By Dan Smith
Since Smith Publicity was founded in 1997, every year in the book publishing and book marketing industries has been marked by one constant theme: change. Like many industries, and perhaps more so than most, the book world underwent a massive transformation via the convergence of technology and market changes.
A snapshot from 1997: Press releases were distributed via mail or broadcast fax, media databases consisted of gigantic printed directories, self-publishing was a curious endeavor just starting to raise eyebrows, social networking consisted of actually talking with people at a coffee shop or cocktail reception, and the “big houses” of publishing were still kings and the ultimate literary gatekeepers.
Seems like a different world, doesn’t it?
So here are a few predictions I have for 2015 as it relates to the book industry and book publicity.
- Social media and traditional publicity continue merging from co-existence to cooperative marketing. The rapid evolution of social media made some old school publicists nervous, and prompted overstated predictions from online gurus. Social networking replacing traditional publicity? Didn’t happen and won’t happen. The trend, which will continue through 2015, is the seamless implementation of traditional marketing and social media in book promotion. It won’t be an either-or proposition; both will be used more and more.
I still maintain that in most cases, a book can’t be effectively promoted through only social media, but can be through traditional media outreach. However, the best book marketing includes both traditional publicity and proactive social media elements.
- Book marketing services offered by self-publishing companies will continue to expand. As the number of self-published books has skyrocketed, new publishing companies are popping up to take advantage of this boom. But it isn’t just about publishing books. Many self-publishing companies make a good percentage of their revenue by up-selling services, such as marketing. This will continue to expand in 2015. The allure of one-stop shopping can be attractive, with everything from editing and production to marketing done in one place. As with any service, authors should conduct their due diligence and determine if an outside publicity agency can do a more effective job of marketing their books than a publishing company.

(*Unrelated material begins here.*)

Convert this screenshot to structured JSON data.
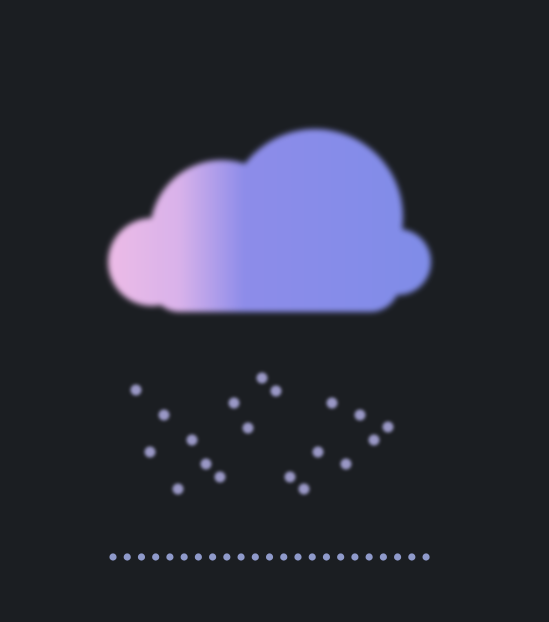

- Media reliance upon authors and publicists will continue to increase. While staff reductions and closings of newspapers and magazines have slowed, most traditional media outlets are still running on very tight budgets and limited staff, struggling to maintain relevancy in an online-crazy world. If you’re worried about rejections when pitching your book to an editor or producer, remember one thing – they need you as much as you need them. This certainly doesn’t mean you’ll be booked on every show you pitch or featured in every print outlet you contact, but it should help put you in a positive mindset for media outreach.
- Radio establishes itself (again) as a mandatory aspect of most publicity campaigns. Talk radio has long been an author and publicist’s trusted friend. The most approachable and responsive media type, radio interviews were typically a mainstay of book publicity campaigns. In recent years, I’ve heard more and more authors downplay radio interviews, essentially classifying them as the “old” way of promoting a book, and not nearly as effective, exciting or potentially rewarding as social media. As the social media revolution reaches a tipping point in 2015, good old radio will once again be considered essential.
- Book-to-screen services hit a wall in 2015. More and more self-publishers and other companies offer “Hollywood” packages for authors in which a film treatment and/or screenplay for a book is developed and pitched to producers, usually at a very hefty price. While I advise authors to consider all marketing options, the book-to-screen service becomes a numbers game. You can see books catch fire and make bestselling lists, but how many have you heard of that actually became films? The ones that do become films are usually discovered by Hollywood, not the result of a pitch.
Here’s to another exciting and always interesting year in the book-marketing world!